As speakers, we had Ned Seeman, who as always gave a great historical and contemporary perspective on the power of using nucleic acids as building materials. Ned continues to emphasize that this is how we control the structure of matter from the atomic level upwards, and he continues to be right. He presented some exciting results on determining the structures of nanocrystals, and may be on the verge of realizing the dream he started in the early 1980s, using DNA as a scaffold for solving molecular structures. He was followed by William Shih, who showed an actual example of using DNA as a … well, not a scaffold, but an organizer … for solving a NMR structure. William also did his 3D Origami thang, but took it into new dimensions, so to speak, by examining the impact of DNA shape on cellular uptake. Finally, Erik Winfree made a strong case for embedded molecular programming, with DNA as the avatar for a world where we have not just Bluetooth enabled toothbrushes (wow, Erik, I didn’t believe you: http://www.geekosystem.com/bluetooth-toothbrush/), but toothbrushes that may directly interact with the bacteria they find, via molecular programming.
And this leads me to our other speaker, Greg Heath, from Illumina, who actually kicked off the proceedings. The NextGen revolution continues to consume us all, and I think it was modestly incongruous for folks to see this amazing commercial enterprise, which is impacting human health in a very immediate way, juxtaposed with DNA nanotechnology. As Ned leaned over to me to whisper, during the lively Q&A that followed Greg’s talk, “What the heck am I doing here?” Except, of course, it was Ned, and he didn’t say “heck.”
But to me, that was the point, that juxtaposition. In the frame tale that I tried to loosely wrap around these proceedings, it is the fact that we now know the biological world with single molecule, digital resolution that makes DNA nanotechnology ever-more-important. It is the possibility that the knowledge of every goddamn molecule in you will not just translate into electrons and information, but into actuation via molecular programming. Ned’s and William’s and Erik’s dreams really are the dreams of Wally Gilbert and Frederick Sanger. When there are nanotheranostic systems, they will undoubtedly be actuated in part by sequence, via the structural and programming tools these researchers have given to us.
One problem, of course, is that unless you’re working inside a cell with a ready supply of DNA, or have some other replicating nanotech, DNA is not the world’s best (and certainly not the world’s cheapest) material. This is where Chad’s dna Nanotechnology gets it right, we have to use the adhesive, self-assembly, programming, and sequence recognition properties of nucleotides, but we have to do it with something that isn’t so much nucleotides. As I have said elsewhere, we are primed for a next generation of materials based on nucleotides, where the backbones are … something different. Maybe peptides, maybe vinyl (http://www.ncbi.nlm.nih.gov/pubmed/22614385), maybe some other polymer. But definitely more rugged and more readily synthesized in bulk. As they should have said in The Graduate:

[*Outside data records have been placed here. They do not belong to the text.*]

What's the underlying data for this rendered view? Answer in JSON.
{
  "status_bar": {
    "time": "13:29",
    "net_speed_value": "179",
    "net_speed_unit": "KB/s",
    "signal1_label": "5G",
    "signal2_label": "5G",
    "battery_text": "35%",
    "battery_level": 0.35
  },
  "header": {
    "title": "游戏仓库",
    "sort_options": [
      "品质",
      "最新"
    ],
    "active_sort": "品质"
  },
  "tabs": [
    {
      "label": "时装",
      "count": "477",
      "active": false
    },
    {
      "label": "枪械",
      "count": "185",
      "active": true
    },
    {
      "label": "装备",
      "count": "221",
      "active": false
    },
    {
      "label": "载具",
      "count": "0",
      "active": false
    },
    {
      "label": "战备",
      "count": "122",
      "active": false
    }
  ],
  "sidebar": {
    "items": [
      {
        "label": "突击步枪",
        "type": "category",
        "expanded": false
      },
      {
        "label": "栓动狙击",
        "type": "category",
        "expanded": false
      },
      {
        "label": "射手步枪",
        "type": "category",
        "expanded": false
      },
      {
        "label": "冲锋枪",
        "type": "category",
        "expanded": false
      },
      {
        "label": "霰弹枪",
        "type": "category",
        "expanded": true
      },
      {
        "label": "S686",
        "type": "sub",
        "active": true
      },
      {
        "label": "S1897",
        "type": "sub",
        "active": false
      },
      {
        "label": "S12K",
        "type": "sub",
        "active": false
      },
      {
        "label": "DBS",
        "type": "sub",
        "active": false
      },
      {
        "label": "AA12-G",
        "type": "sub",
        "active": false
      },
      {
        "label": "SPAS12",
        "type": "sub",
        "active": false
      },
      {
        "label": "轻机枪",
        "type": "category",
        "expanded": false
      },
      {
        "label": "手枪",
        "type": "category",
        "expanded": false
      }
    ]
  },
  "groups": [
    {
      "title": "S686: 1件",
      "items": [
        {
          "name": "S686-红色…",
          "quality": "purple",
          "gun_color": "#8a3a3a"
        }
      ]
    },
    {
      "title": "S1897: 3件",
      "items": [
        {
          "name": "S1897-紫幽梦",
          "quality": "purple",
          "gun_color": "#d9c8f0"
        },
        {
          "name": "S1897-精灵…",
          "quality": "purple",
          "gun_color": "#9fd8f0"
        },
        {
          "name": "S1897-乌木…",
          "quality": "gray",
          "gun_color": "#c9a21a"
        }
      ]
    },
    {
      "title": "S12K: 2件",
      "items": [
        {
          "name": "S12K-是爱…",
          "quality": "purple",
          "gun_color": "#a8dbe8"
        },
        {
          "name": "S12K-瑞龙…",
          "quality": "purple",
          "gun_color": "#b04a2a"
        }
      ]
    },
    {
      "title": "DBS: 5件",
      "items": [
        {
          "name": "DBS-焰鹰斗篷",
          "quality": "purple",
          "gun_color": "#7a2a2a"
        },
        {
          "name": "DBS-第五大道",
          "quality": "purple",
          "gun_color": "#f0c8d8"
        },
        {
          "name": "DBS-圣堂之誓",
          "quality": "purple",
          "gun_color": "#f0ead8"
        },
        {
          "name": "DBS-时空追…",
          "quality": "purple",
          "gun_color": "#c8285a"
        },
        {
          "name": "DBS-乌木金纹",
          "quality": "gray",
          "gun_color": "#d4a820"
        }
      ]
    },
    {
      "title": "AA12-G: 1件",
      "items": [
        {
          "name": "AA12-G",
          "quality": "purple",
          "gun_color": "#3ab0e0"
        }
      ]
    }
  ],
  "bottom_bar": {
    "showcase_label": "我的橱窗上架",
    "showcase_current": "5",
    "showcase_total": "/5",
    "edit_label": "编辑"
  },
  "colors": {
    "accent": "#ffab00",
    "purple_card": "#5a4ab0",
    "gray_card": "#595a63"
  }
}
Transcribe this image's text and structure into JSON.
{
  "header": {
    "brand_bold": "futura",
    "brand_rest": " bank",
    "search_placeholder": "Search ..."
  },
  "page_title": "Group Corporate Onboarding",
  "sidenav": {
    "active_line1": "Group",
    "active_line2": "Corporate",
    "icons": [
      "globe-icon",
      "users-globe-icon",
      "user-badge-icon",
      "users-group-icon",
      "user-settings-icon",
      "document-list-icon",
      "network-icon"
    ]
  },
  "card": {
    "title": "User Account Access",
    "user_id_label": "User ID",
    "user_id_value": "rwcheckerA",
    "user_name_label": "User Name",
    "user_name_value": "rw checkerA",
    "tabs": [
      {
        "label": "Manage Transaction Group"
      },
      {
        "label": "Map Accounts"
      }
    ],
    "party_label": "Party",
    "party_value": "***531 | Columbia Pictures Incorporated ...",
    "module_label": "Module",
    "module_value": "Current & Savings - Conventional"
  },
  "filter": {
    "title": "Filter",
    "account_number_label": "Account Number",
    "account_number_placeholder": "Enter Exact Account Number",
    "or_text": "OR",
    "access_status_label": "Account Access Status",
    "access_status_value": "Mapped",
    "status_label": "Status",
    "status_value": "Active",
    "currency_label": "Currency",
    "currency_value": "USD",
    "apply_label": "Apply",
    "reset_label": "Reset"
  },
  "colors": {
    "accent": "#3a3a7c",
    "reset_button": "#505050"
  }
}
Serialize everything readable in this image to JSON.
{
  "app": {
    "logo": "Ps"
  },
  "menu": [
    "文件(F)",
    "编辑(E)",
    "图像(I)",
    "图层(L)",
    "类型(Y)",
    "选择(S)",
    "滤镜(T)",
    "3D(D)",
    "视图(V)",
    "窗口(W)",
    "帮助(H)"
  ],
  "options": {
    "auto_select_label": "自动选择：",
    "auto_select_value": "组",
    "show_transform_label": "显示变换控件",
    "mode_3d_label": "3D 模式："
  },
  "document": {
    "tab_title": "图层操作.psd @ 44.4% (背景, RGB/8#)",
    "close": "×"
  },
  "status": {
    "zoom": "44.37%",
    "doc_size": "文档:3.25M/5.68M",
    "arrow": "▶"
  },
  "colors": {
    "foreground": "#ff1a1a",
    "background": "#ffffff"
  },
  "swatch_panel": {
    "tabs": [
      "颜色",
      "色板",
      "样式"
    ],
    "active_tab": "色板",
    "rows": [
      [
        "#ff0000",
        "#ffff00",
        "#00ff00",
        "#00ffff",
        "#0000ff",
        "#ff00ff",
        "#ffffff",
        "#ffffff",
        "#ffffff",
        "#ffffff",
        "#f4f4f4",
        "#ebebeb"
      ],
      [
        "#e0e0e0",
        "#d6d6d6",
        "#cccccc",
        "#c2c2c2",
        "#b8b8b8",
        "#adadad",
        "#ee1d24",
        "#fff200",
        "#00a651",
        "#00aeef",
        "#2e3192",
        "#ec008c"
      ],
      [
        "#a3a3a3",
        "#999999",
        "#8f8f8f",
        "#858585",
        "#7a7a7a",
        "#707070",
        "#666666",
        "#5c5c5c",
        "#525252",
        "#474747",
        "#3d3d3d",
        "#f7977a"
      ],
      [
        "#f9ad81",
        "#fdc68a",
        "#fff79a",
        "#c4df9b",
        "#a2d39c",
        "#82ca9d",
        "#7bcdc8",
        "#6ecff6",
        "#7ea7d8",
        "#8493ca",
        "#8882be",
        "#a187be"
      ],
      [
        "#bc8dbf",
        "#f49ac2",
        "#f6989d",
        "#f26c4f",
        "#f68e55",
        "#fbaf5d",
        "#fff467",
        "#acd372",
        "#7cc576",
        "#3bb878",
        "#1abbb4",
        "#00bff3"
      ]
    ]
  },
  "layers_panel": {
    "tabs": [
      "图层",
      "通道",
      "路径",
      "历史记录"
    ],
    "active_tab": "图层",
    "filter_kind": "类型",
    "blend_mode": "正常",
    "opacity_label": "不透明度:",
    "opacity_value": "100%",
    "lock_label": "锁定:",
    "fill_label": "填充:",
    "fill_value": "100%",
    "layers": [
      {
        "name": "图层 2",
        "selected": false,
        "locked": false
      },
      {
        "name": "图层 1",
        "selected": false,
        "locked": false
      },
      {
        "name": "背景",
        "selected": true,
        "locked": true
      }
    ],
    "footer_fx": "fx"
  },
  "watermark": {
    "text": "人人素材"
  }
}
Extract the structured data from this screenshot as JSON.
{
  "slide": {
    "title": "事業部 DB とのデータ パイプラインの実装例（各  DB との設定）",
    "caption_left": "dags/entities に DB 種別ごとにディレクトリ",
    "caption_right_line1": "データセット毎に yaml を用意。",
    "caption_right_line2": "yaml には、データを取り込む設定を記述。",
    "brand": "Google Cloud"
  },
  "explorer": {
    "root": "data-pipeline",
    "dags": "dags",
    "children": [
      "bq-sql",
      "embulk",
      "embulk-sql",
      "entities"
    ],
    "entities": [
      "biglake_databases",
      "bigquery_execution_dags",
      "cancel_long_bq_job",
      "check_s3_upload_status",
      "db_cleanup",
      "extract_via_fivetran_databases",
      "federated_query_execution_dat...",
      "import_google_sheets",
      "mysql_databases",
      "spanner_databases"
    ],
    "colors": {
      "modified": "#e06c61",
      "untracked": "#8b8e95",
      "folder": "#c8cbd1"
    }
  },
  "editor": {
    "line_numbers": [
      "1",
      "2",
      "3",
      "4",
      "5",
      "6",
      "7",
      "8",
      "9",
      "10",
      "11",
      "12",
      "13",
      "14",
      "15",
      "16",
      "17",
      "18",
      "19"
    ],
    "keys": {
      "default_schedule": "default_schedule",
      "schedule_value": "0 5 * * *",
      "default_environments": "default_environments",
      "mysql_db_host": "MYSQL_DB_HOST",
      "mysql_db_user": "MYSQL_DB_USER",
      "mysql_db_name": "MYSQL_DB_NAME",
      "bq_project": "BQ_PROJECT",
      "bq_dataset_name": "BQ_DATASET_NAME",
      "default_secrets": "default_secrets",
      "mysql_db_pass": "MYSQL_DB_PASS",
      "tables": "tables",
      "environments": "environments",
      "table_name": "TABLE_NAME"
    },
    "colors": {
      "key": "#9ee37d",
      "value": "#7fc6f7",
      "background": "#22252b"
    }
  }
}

Older fart: I just want to say one word to you. Just one word.
Young Turk: Yes, sir.
Older fart: Are you listening?
Young Turk: Yes, I am.
Older fart: Replicating Plastics.
Young Turk: Exactly how do you mean?
Ah, yes, exactly how.
- originally posted on Sunday, February 24th, 2013